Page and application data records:
• • •

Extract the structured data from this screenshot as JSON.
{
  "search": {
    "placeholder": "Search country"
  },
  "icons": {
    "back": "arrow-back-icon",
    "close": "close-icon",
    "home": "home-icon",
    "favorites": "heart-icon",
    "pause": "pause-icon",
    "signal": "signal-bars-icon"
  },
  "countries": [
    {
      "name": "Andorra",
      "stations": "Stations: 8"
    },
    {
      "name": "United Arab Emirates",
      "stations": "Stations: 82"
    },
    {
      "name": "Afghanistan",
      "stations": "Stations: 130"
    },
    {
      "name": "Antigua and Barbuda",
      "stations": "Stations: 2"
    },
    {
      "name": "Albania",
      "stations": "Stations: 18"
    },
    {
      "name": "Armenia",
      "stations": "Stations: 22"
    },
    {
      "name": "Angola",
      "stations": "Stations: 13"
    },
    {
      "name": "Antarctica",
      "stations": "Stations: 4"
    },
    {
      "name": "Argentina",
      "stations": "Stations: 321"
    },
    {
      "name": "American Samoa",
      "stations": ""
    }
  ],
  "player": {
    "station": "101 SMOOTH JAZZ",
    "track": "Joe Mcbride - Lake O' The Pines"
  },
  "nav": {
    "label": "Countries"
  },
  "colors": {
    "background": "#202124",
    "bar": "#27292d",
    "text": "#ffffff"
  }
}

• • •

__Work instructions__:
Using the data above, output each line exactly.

__Solution for this exercise__:
Extract the structured data from this screenshot as JSON.
{
  "search": {
    "placeholder": "Search country"
  },
  "icons": {
    "back": "arrow-back-icon",
    "close": "close-icon",
    "home": "home-icon",
    "favorites": "heart-icon",
    "pause": "pause-icon",
    "signal": "signal-bars-icon"
  },
  "countries": [
    {
      "name": "Andorra",
      "stations": "Stations: 8"
    },
    {
      "name": "United Arab Emirates",
      "stations": "Stations: 82"
    },
    {
      "name": "Afghanistan",
      "stations": "Stations: 130"
    },
    {
      "name": "Antigua and Barbuda",
      "stations": "Stations: 2"
    },
    {
      "name": "Albania",
      "stations": "Stations: 18"
    },
    {
      "name": "Armenia",
      "stations": "Stations: 22"
    },
    {
      "name": "Angola",
      "stations": "Stations: 13"
    },
    {
      "name": "Antarctica",
      "stations": "Stations: 4"
    },
    {
      "name": "Argentina",
      "stations": "Stations: 321"
    },
    {
      "name": "American Samoa",
      "stations": ""
    }
  ],
  "player": {
    "station": "101 SMOOTH JAZZ",
    "track": "Joe Mcbride - Lake O' The Pines"
  },
  "nav": {
    "label": "Countries"
  },
  "colors": {
    "background": "#202124",
    "bar": "#27292d",
    "text": "#ffffff"
  }
}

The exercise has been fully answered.